ACTIVITY: Exactness is required. Restate every entry as written.

INFORMATION GIVEN Start Marker

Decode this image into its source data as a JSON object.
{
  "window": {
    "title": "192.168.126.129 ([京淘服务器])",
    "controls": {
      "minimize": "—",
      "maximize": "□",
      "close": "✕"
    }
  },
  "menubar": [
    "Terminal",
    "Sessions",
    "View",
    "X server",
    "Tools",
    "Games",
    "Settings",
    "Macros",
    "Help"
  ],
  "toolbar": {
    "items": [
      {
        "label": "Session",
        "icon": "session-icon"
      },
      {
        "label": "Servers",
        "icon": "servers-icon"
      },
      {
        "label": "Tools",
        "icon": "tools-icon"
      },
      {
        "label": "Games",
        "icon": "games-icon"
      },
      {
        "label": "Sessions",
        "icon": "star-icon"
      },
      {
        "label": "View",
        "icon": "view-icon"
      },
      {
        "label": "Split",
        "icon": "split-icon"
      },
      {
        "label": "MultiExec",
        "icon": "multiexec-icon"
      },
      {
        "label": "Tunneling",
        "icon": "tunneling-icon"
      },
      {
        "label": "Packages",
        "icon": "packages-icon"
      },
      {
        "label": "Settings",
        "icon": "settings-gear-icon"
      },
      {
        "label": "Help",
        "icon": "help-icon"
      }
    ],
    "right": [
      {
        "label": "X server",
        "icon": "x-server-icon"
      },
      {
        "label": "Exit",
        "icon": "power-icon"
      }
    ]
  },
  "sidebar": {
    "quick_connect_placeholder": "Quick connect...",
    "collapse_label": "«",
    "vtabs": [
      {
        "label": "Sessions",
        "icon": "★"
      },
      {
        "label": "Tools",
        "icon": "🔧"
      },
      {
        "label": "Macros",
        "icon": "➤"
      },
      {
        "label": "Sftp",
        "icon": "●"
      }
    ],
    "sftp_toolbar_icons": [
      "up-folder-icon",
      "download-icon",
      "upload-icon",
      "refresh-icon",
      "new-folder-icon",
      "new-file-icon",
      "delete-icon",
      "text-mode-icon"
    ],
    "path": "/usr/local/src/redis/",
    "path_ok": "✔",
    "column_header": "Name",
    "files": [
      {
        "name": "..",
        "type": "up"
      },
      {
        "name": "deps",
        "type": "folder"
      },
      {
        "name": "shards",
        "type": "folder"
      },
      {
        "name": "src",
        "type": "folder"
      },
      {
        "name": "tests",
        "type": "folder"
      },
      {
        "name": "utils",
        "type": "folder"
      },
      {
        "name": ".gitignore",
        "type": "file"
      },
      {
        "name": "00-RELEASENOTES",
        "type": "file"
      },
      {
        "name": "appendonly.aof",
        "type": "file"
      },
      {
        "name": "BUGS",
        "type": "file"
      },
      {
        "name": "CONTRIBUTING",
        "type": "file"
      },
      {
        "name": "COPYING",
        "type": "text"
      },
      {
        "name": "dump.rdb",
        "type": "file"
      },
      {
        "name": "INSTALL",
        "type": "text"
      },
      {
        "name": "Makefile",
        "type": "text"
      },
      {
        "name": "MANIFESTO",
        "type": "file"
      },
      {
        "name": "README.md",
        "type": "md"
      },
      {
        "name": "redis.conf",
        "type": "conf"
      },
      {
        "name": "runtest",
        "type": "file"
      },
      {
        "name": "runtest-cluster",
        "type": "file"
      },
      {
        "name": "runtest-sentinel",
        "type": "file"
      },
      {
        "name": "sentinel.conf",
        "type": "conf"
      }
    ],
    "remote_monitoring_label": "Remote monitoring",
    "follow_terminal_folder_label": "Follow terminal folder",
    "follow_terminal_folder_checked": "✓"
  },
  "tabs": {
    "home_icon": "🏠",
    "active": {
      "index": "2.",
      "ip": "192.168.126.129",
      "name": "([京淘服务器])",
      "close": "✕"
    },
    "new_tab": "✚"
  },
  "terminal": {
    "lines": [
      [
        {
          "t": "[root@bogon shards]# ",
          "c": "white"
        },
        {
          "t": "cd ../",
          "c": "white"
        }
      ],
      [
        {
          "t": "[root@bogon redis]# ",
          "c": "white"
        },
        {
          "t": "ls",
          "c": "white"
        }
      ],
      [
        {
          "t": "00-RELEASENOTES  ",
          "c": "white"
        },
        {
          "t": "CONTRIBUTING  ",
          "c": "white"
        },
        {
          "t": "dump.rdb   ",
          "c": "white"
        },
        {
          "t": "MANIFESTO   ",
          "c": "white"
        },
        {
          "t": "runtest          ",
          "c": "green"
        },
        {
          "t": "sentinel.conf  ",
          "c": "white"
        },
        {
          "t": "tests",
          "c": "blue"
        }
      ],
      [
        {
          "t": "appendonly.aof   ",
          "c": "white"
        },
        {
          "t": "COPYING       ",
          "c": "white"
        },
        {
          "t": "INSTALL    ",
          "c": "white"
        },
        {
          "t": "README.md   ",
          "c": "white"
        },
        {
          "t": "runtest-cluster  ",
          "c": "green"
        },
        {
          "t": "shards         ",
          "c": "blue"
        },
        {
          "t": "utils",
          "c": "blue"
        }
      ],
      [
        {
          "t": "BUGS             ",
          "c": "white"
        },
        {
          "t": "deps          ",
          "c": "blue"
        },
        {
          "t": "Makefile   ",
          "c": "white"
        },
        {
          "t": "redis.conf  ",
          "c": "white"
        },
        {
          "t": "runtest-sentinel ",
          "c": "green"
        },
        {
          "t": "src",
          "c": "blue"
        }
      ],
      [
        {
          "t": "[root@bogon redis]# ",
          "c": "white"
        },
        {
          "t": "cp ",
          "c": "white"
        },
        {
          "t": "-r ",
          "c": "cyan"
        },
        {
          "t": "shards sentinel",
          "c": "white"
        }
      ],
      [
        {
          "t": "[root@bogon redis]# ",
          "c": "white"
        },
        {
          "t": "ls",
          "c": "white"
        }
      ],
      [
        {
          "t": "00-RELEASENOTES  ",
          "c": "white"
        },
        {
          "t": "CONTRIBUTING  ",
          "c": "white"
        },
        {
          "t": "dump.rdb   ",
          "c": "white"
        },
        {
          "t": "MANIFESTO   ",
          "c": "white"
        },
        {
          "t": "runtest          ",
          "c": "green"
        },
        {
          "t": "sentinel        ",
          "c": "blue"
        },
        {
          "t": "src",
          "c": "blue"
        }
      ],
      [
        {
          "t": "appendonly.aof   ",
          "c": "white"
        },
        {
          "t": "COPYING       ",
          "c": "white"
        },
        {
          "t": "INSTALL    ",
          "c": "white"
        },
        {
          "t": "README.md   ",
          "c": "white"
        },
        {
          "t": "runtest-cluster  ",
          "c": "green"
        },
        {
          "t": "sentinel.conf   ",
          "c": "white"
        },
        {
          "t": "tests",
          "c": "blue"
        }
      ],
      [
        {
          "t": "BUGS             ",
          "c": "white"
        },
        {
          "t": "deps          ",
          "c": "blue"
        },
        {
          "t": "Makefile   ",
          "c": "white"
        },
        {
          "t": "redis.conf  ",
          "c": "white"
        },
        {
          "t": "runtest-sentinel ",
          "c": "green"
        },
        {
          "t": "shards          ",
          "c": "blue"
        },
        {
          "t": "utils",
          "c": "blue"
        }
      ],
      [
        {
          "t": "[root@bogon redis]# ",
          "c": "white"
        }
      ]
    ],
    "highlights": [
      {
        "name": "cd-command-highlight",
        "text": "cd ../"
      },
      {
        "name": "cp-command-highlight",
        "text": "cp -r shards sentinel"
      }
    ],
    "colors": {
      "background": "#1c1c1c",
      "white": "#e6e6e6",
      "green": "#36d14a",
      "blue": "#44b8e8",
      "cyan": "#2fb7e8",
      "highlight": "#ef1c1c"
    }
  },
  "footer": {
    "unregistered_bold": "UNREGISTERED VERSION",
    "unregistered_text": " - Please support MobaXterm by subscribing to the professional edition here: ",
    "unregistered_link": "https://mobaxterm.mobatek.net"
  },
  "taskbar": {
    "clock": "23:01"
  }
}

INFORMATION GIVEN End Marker

EXERCISE OUTPUT:
Decode this image into its source data as a JSON object.
{
  "window": {
    "title": "192.168.126.129 ([京淘服务器])",
    "controls": {
      "minimize": "—",
      "maximize": "□",
      "close": "✕"
    }
  },
  "menubar": [
    "Terminal",
    "Sessions",
    "View",
    "X server",
    "Tools",
    "Games",
    "Settings",
    "Macros",
    "Help"
  ],
  "toolbar": {
    "items": [
      {
        "label": "Session",
        "icon": "session-icon"
      },
      {
        "label": "Servers",
        "icon": "servers-icon"
      },
      {
        "label": "Tools",
        "icon": "tools-icon"
      },
      {
        "label": "Games",
        "icon": "games-icon"
      },
      {
        "label": "Sessions",
        "icon": "star-icon"
      },
      {
        "label": "View",
        "icon": "view-icon"
      },
      {
        "label": "Split",
        "icon": "split-icon"
      },
      {
        "label": "MultiExec",
        "icon": "multiexec-icon"
      },
      {
        "label": "Tunneling",
        "icon": "tunneling-icon"
      },
      {
        "label": "Packages",
        "icon": "packages-icon"
      },
      {
        "label": "Settings",
        "icon": "settings-gear-icon"
      },
      {
        "label": "Help",
        "icon": "help-icon"
      }
    ],
    "right": [
      {
        "label": "X server",
        "icon": "x-server-icon"
      },
      {
        "label": "Exit",
        "icon": "power-icon"
      }
    ]
  },
  "sidebar": {
    "quick_connect_placeholder": "Quick connect...",
    "collapse_label": "«",
    "vtabs": [
      {
        "label": "Sessions",
        "icon": "★"
      },
      {
        "label": "Tools",
        "icon": "🔧"
      },
      {
        "label": "Macros",
        "icon": "➤"
      },
      {
        "label": "Sftp",
        "icon": "●"
      }
    ],
    "sftp_toolbar_icons": [
      "up-folder-icon",
      "download-icon",
      "upload-icon",
      "refresh-icon",
      "new-folder-icon",
      "new-file-icon",
      "delete-icon",
      "text-mode-icon"
    ],
    "path": "/usr/local/src/redis/",
    "path_ok": "✔",
    "column_header": "Name",
    "files": [
      {
        "name": "..",
        "type": "up"
      },
      {
        "name": "deps",
        "type": "folder"
      },
      {
        "name": "shards",
        "type": "folder"
      },
      {
        "name": "src",
        "type": "folder"
      },
      {
        "name": "tests",
        "type": "folder"
      },
      {
        "name": "utils",
        "type": "folder"
      },
      {
        "name": ".gitignore",
        "type": "file"
      },
      {
        "name": "00-RELEASENOTES",
        "type": "file"
      },
      {
        "name": "appendonly.aof",
        "type": "file"
      },
      {
        "name": "BUGS",
        "type": "file"
      },
      {
        "name": "CONTRIBUTING",
        "type": "file"
      },
      {
        "name": "COPYING",
        "type": "text"
      },
      {
        "name": "dump.rdb",
        "type": "file"
      },
      {
        "name": "INSTALL",
        "type": "text"
      },
      {
        "name": "Makefile",
        "type": "text"
      },
      {
        "name": "MANIFESTO",
        "type": "file"
      },
      {
        "name": "README.md",
        "type": "md"
      },
      {
        "name": "redis.conf",
        "type": "conf"
      },
      {
        "name": "runtest",
        "type": "file"
      },
      {
        "name": "runtest-cluster",
        "type": "file"
      },
      {
        "name": "runtest-sentinel",
        "type": "file"
      },
      {
        "name": "sentinel.conf",
        "type": "conf"
      }
    ],
    "remote_monitoring_label": "Remote monitoring",
    "follow_terminal_folder_label": "Follow terminal folder",
    "follow_terminal_folder_checked": "✓"
  },
  "tabs": {
    "home_icon": "🏠",
    "active": {
      "index": "2.",
      "ip": "192.168.126.129",
      "name": "([京淘服务器])",
      "close": "✕"
    },
    "new_tab": "✚"
  },
  "terminal": {
    "lines": [
      [
        {
          "t": "[root@bogon shards]# ",
          "c": "white"
        },
        {
          "t": "cd ../",
          "c": "white"
        }
      ],
      [
        {
          "t": "[root@bogon redis]# ",
          "c": "white"
        },
        {
          "t": "ls",
          "c": "white"
        }
      ],
      [
        {
          "t": "00-RELEASENOTES  ",
          "c": "white"
        },
        {
          "t": "CONTRIBUTING  ",
          "c": "white"
        },
        {
          "t": "dump.rdb   ",
          "c": "white"
        },
        {
          "t": "MANIFESTO   ",
          "c": "white"
        },
        {
          "t": "runtest          ",
          "c": "green"
        },
        {
          "t": "sentinel.conf  ",
          "c": "white"
        },
        {
          "t": "tests",
          "c": "blue"
        }
      ],
      [
        {
          "t": "appendonly.aof   ",
          "c": "white"
        },
        {
          "t": "COPYING       ",
          "c": "white"
        },
        {
          "t": "INSTALL    ",
          "c": "white"
        },
        {
          "t": "README.md   ",
          "c": "white"
        },
        {
          "t": "runtest-cluster  ",
          "c": "green"
        },
        {
          "t": "shards         ",
          "c": "blue"
        },
        {
          "t": "utils",
          "c": "blue"
        }
      ],
      [
        {
          "t": "BUGS             ",
          "c": "white"
        },
        {
          "t": "deps          ",
          "c": "blue"
        },
        {
          "t": "Makefile   ",
          "c": "white"
        },
        {
          "t": "redis.conf  ",
          "c": "white"
        },
        {
          "t": "runtest-sentinel ",
          "c": "green"
        },
        {
          "t": "src",
          "c": "blue"
        }
      ],
      [
        {
          "t": "[root@bogon redis]# ",
          "c": "white"
        },
        {
          "t": "cp ",
          "c": "white"
        },
        {
          "t": "-r ",
          "c": "cyan"
        },
        {
          "t": "shards sentinel",
          "c": "white"
        }
      ],
      [
        {
          "t": "[root@bogon redis]# ",
          "c": "white"
        },
        {
          "t": "ls",
          "c": "white"
        }
      ],
      [
        {
          "t": "00-RELEASENOTES  ",
          "c": "white"
        },
        {
          "t": "CONTRIBUTING  ",
          "c": "white"
        },
        {
          "t": "dump.rdb   ",
          "c": "white"
        },
        {
          "t": "MANIFESTO   ",
          "c": "white"
        },
        {
          "t": "runtest          ",
          "c": "green"
        },
        {
          "t": "sentinel        ",
          "c": "blue"
        },
        {
          "t": "src",
          "c": "blue"
        }
      ],
      [
        {
          "t": "appendonly.aof   ",
          "c": "white"
        },
        {
          "t": "COPYING       ",
          "c": "white"
        },
        {
          "t": "INSTALL    ",
          "c": "white"
        },
        {
          "t": "README.md   ",
          "c": "white"
        },
        {
          "t": "runtest-cluster  ",
          "c": "green"
        },
        {
          "t": "sentinel.conf   ",
          "c": "white"
        },
        {
          "t": "tests",
          "c": "blue"
        }
      ],
      [
        {
          "t": "BUGS             ",
          "c": "white"
        },
        {
          "t": "deps          ",
          "c": "blue"
        },
        {
          "t": "Makefile   ",
          "c": "white"
        },
        {
          "t": "redis.conf  ",
          "c": "white"
        },
        {
          "t": "runtest-sentinel ",
          "c": "green"
        },
        {
          "t": "shards          ",
          "c": "blue"
        },
        {
          "t": "utils",
          "c": "blue"
        }
      ],
      [
        {
          "t": "[root@bogon redis]# ",
          "c": "white"
        }
      ]
    ],
    "highlights": [
      {
        "name": "cd-command-highlight",
        "text": "cd ../"
      },
      {
        "name": "cp-command-highlight",
        "text": "cp -r shards sentinel"
      }
    ],
    "colors": {
      "background": "#1c1c1c",
      "white": "#e6e6e6",
      "green": "#36d14a",
      "blue": "#44b8e8",
      "cyan": "#2fb7e8",
      "highlight": "#ef1c1c"
    }
  },
  "footer": {
    "unregistered_bold": "UNREGISTERED VERSION",
    "unregistered_text": " - Please support MobaXterm by subscribing to the professional edition here: ",
    "unregistered_link": "https://mobaxterm.mobatek.net"
  },
  "taskbar": {
    "clock": "23:01"
  }
}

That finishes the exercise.